+++ Entries provided
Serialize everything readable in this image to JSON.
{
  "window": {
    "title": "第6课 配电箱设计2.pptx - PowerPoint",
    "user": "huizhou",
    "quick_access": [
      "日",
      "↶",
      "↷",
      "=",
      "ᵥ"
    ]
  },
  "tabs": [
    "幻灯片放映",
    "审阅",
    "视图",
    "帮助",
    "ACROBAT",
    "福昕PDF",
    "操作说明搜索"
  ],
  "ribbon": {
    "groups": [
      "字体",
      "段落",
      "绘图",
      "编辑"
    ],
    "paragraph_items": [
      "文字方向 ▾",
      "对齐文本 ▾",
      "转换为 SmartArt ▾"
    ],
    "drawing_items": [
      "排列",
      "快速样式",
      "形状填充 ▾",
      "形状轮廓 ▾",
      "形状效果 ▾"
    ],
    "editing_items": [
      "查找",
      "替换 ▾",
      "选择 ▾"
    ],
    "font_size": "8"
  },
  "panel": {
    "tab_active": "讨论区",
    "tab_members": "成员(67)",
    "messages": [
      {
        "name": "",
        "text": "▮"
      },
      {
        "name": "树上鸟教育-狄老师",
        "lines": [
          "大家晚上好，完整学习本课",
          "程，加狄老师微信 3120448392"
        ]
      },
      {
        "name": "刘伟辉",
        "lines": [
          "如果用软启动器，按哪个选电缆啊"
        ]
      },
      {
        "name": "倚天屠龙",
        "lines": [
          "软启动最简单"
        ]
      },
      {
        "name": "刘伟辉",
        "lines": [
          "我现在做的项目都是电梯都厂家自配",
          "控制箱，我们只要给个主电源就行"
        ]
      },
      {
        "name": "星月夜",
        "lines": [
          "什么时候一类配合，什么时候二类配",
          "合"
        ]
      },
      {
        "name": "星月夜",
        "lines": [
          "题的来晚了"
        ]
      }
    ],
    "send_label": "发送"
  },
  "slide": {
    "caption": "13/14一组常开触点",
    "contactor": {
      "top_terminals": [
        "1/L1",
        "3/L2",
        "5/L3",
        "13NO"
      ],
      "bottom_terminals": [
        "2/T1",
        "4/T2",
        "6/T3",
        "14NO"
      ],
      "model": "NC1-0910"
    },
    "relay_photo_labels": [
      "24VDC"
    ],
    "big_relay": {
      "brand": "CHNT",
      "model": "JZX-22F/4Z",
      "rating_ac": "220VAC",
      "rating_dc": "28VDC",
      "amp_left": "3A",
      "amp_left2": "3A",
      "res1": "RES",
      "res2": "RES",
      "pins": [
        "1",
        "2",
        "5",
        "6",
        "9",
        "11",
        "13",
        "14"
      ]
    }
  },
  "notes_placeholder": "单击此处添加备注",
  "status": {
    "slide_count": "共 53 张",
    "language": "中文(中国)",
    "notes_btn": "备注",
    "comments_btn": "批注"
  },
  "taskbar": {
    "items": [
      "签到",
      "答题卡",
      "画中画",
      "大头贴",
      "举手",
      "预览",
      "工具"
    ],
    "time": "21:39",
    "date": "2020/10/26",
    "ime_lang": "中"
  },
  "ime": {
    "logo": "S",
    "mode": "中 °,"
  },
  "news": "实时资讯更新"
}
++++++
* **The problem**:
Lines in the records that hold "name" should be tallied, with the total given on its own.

* **Response**:
7